The gun commander was on his eighth ICT and had undergone refresher training prior to this year’s exercise, while the Regular technician has eight years of working experience on the SSPH, and was on his sixth exercise participating as a technician.
"The ME2 Regular technician is overall in charge," Dr Ng said.
"For the repair work in this case, the maintenance manual indicates that it is the responsibility of the technician in charge to ensure that the gun has been lowered and fixed in place before any maintenance work can begin."
Dr Ng noted that the two other servicemen involved in this incident have been re-deployed from their operational roles.
“All three persons who were in the cabin in this incident had been trained specifically on the SSPH and had conducted similar maintenance on it in the past,” Dr Ng stated. “During the exercise, both CFC (NS) Pang and the Regular technician had conducted maintenance works on the guns daily.”
ADEQUACY OF SAFETY PROTOCOLS
As for the SSPH safety protocols, Dr Ng reiterated the steps personnel in the cabin have to take when moving the gun barrel in any maintenance work on the howitzer.
The Defence Ministry (MINDEF) highlighted these steps on Jan 30, noting that to lower the gun barrel, the gun commander has to visually check that the area surrounding the gun barrel is free from obstacles, and that the crew remain in safe operating positions.
The gun commander will then sound off “clear away” to warn the gun crew of the impending barrel movement, and shout “standby” before moving the barrel.
In an emergency situation requiring the gun barrel or other moving parts to stop immediately, any of the servicemen, except the driver, can activate an emergency stop button.
HOWITZER DESIGN FLAWS?
Following the incident, Dr Ng said the SAF inspected its SSPHs to ensure there was no systemic machine malfunction that would put other maintenance crews at risk.
“Inspections of the SSPH have not detected any machine malfunction of the gun lowering mechanism,” Dr Ng added, noting that it takes about nine seconds for the gun to be lowered to the horizontal position for maintenance.
The SSPH was also designed and developed to international military standards for system safety and human factor engineering, Dr Ng said.
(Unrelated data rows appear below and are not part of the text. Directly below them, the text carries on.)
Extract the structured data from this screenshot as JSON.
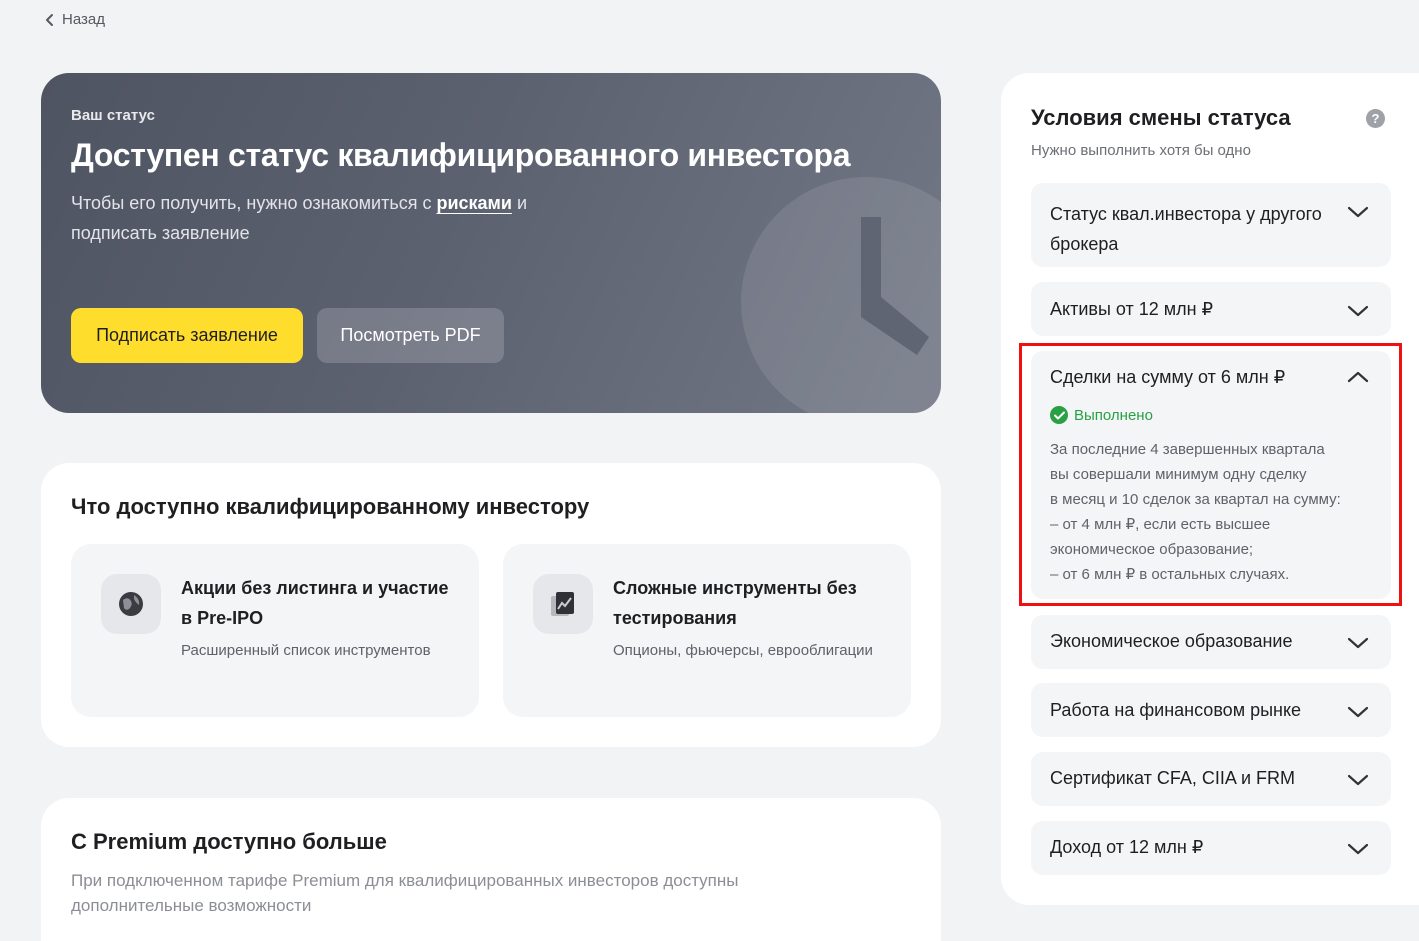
{
  "nav": {
    "back_label": "Назад"
  },
  "hero": {
    "label": "Ваш статус",
    "title": "Доступен статус квалифицированного инвестора",
    "text_before": "Чтобы его получить, нужно ознакомиться с ",
    "text_link": "рисками",
    "text_after": " и подписать заявление",
    "primary_button": "Подписать заявление",
    "secondary_button": "Посмотреть PDF"
  },
  "qualified": {
    "title": "Что доступно квалифицированному инвестору",
    "features": [
      {
        "title": "Акции без листинга и участие в Pre-IPO",
        "subtitle": "Расширенный список инструментов",
        "icon": "globe-icon"
      },
      {
        "title": "Сложные инструменты без тестирования",
        "subtitle": "Опционы, фьючерсы, еврооблигации",
        "icon": "chart-icon"
      }
    ]
  },
  "premium": {
    "title": "С Premium доступно больше",
    "text": "При подключенном тарифе Premium для квалифицированных инвесторов доступны дополнительные возможности"
  },
  "conditions": {
    "title": "Условия смены статуса",
    "subtitle": "Нужно выполнить хотя бы одно",
    "help_icon": "question-icon",
    "items": [
      {
        "label": "Статус квал.инвестора у другого брокера",
        "state": "collapsed"
      },
      {
        "label": "Активы от 12 млн ₽",
        "state": "collapsed"
      },
      {
        "label": "Сделки на сумму от 6 млн ₽",
        "state": "expanded",
        "status": "Выполнено",
        "description_lines": [
          "За последние 4 завершенных квартала",
          "вы совершали минимум одну сделку",
          "в месяц и 10 сделок за квартал на сумму:",
          "– от 4 млн ₽, если есть высшее",
          "экономическое образование;",
          "– от 6 млн ₽ в остальных случаях."
        ]
      },
      {
        "label": "Экономическое образование",
        "state": "collapsed"
      },
      {
        "label": "Работа на финансовом рынке",
        "state": "collapsed"
      },
      {
        "label": "Сертификат CFA, CIIA и FRM",
        "state": "collapsed"
      },
      {
        "label": "Доход от 12 млн ₽",
        "state": "collapsed"
      }
    ]
  },
  "colors": {
    "accent_yellow": "#ffdd2d",
    "success_green": "#29a044",
    "highlight_red": "#ee1111"
  }
}
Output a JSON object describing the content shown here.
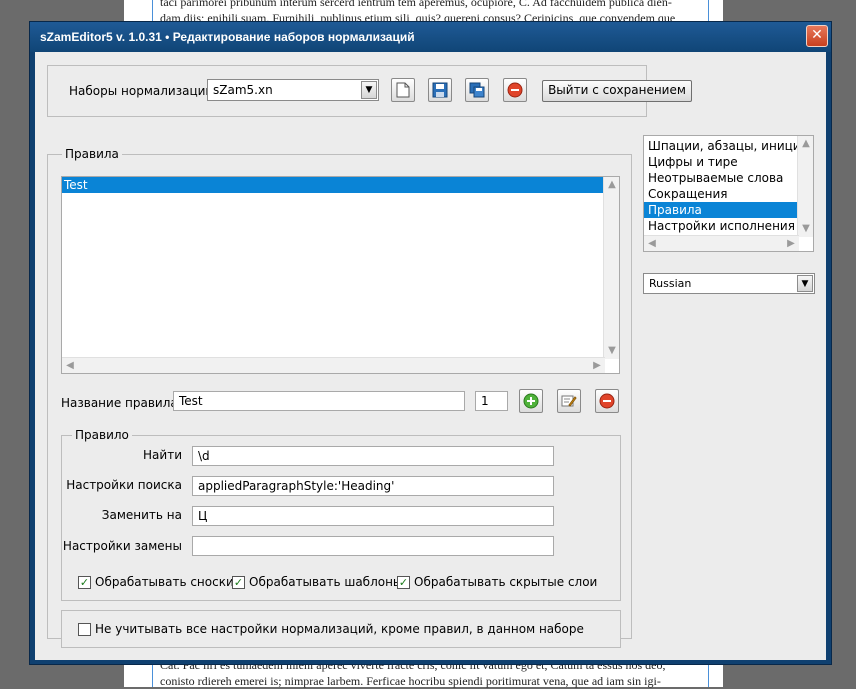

Other militaries which operate tracked 155mm guns with a similar gun lowering mechanism include the United States, South Korea and Germany.
Dr Ng added that the SSPH prototype platform had undergone “extensive trials and evaluations” from 2000 to 2002 before its introduction in 2003.
Echoing the MINDEF statement, Dr Ng stated that over the past 15 years, more than 1,000 NSmen and Regulars have been trained to operate the SSPH, with no reported injuries due to gun lowering for maintenance, operating or firing.
“WE OWE IT … TO ALL SINGAPOREANS”
With that, Dr Ng requested that everyone reserves their judgment and respects the ongoing investigation by the independent COI to determine what exactly happened. The findings will be presented in Parliament.
“Everything asked for by the COI will be released to them – I do not foresee needing to withhold any information for security reasons.”
“We owe it to CFC (NS) Pang and his family, indeed to all Singaporeans, to get to the bottom of what happened, and make things right, to ensure the safety of the NS training system as a whole.”